Source: Rails-to-Trails Conservancy
Looking back, 50 years from now, I suspect this will be seen as the beginning of a new era for trails in Illinois.
The publication of “Making Trails Count” – a count and study of trail user numbers and spending patterns on six trails across Illinois – is now arming trail planners and advocates state wide with the hard data they need to make the case for why trail building means good things for communities and economies.
Led by Trails for Illinois and supported by RTC’s Midwest Office and Illinois’ Office of Recreation & Park Resources, Making Trails Count initially conducted counts and surveys on the Fox River Trail, MCT Goshen Trail, Hennepin Canal Parkway, Old Plank Road Trail, Rock Island Trail, and the Tunnel Hill State Trail in the summer and fall of 2012.
The Old Plank, Fox River, and Goshen trails received an estimated 127,600, 86,500 and 67,600 annual users respectively, for the first time putting solid data behind what we knew anecdotally – there is a huge demand for biking and walking infrastructure all over the state.
Says Trails for Illinois’ Steve Buchtel: “We want to show Illinois and its communities the Triple Bottom Line benefits-economic growth, improved health, environmental stewardship-that trails are creating. We want to put a number on those benefits so decision makers take them seriously.”
And now, Trails for Illinois is getting ready to release user data for the granddaddy of them all, the Illinois Prairie Path.

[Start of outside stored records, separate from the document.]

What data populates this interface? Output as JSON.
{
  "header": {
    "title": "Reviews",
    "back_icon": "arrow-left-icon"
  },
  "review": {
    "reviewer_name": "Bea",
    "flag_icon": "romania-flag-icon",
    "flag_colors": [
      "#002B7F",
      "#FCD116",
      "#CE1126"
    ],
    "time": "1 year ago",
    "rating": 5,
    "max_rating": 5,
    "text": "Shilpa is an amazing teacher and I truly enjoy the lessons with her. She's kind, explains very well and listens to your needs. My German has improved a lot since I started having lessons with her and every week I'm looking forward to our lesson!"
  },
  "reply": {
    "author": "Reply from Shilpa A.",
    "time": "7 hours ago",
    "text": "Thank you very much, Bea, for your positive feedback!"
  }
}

Given its popularity, we imagine data from the counts there (pictured), which were conducted July to September, will reveal another compelling story about the economic and health benefits of trails to the state.

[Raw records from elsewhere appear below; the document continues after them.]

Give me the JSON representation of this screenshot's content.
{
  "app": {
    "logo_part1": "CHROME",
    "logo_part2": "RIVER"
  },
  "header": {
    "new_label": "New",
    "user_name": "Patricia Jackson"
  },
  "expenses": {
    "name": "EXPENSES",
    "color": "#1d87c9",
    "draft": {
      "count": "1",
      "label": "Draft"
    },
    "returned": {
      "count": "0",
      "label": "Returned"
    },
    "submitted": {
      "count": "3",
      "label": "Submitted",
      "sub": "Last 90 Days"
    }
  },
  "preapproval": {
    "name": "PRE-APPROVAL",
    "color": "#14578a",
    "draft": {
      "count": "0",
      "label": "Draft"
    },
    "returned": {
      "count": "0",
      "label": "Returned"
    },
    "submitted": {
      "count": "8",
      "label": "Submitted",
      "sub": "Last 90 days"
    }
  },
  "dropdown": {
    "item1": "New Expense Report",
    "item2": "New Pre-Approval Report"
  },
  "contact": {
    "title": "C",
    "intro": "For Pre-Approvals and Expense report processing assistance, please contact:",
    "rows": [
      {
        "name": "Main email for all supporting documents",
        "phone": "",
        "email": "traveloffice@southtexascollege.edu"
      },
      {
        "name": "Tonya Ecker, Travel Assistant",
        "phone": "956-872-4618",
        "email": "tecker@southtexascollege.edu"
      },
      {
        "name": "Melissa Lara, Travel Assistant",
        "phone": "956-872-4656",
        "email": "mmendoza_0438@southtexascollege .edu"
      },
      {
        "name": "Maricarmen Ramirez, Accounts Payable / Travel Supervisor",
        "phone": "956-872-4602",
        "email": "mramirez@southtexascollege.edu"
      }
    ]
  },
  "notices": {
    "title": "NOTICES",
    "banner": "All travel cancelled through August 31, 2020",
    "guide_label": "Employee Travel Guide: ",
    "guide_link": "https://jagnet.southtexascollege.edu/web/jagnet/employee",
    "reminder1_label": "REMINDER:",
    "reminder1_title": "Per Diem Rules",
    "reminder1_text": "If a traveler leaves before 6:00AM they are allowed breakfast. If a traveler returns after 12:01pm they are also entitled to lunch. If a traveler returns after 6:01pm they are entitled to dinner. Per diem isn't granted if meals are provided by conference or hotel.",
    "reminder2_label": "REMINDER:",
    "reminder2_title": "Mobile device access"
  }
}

Some key pieces of data to emerge from Making Trails Count so far:
35 percent of trail users reported spending money at restaurants and bars during their visit to the trail.
Nearly 40 percent of trail users reported household incomes above $100,000.

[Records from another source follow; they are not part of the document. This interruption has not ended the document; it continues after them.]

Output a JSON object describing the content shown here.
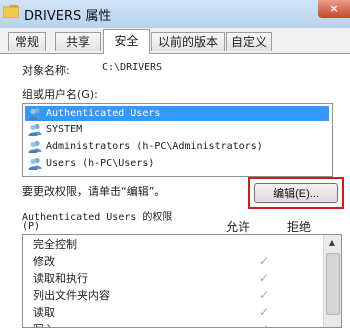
{
  "window": {
    "title": "DRIVERS 属性",
    "close_label": "×"
  },
  "tabs": [
    {
      "label": "常规",
      "active": false
    },
    {
      "label": "共享",
      "active": false
    },
    {
      "label": "安全",
      "active": true
    },
    {
      "label": "以前的版本",
      "active": false
    },
    {
      "label": "自定义",
      "active": false
    }
  ],
  "security": {
    "object_label": "对象名称:",
    "object_value": "C:\\DRIVERS",
    "groups_label": "组或用户名(G):",
    "users": [
      {
        "name": "Authenticated Users",
        "selected": true,
        "icon": "users-group-icon"
      },
      {
        "name": "SYSTEM",
        "selected": false,
        "icon": "users-group-icon"
      },
      {
        "name": "Administrators (h-PC\\Administrators)",
        "selected": false,
        "icon": "users-group-icon"
      },
      {
        "name": "Users (h-PC\\Users)",
        "selected": false,
        "icon": "users-group-icon"
      }
    ],
    "change_hint": "要更改权限，请单击“编辑”。",
    "edit_button": "编辑(E)...",
    "perm_title": "Authenticated Users 的权限",
    "perm_p": "(P)",
    "allow_label": "允许",
    "deny_label": "拒绝",
    "permissions": [
      {
        "name": "完全控制",
        "allow": false,
        "deny": false
      },
      {
        "name": "修改",
        "allow": true,
        "deny": false
      },
      {
        "name": "读取和执行",
        "allow": true,
        "deny": false
      },
      {
        "name": "列出文件夹内容",
        "allow": true,
        "deny": false
      },
      {
        "name": "读取",
        "allow": true,
        "deny": false
      },
      {
        "name": "写入",
        "allow": true,
        "deny": false
      }
    ],
    "check_glyph": "✓",
    "selected_color": "#3399ff",
    "highlight_color": "#d21b1b"
  }
}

The average amount of all purchases during a trail visit was $30.40 per person.
71 percent of users surveyed were 46 and older.
32 percent of trail users expected to spend more than 150 minutes on the trail that day cycling, running and walking. The Centers for Disease Control recommends 150 minutes per week of moderate physical activity for adults.
Want to understand what Making Trails Count really means to trail planners in Illinois? Check out this wonderful testimony from the recreation director for the City of Palos Heights, Mike Leonard.
“If you’re selling it to a city manager, or a council, you have to sell the economic benefit of it. The only way you can do that is with documents like this, that directly correlate economic impact to trail use.”
“When a developer comes to town, you can push this across their desk and say ‘you know what would work really well here? A microbrewery. You know what would really work here? An ice-cream shop.’ ‘Why?’ ‘Well, you don’t want to sell 200,000 ice-cream cones?”
The full report is available as a free download at www.trailsforillinois.org/maketrailscount
Photos courtesy Trails for Illinois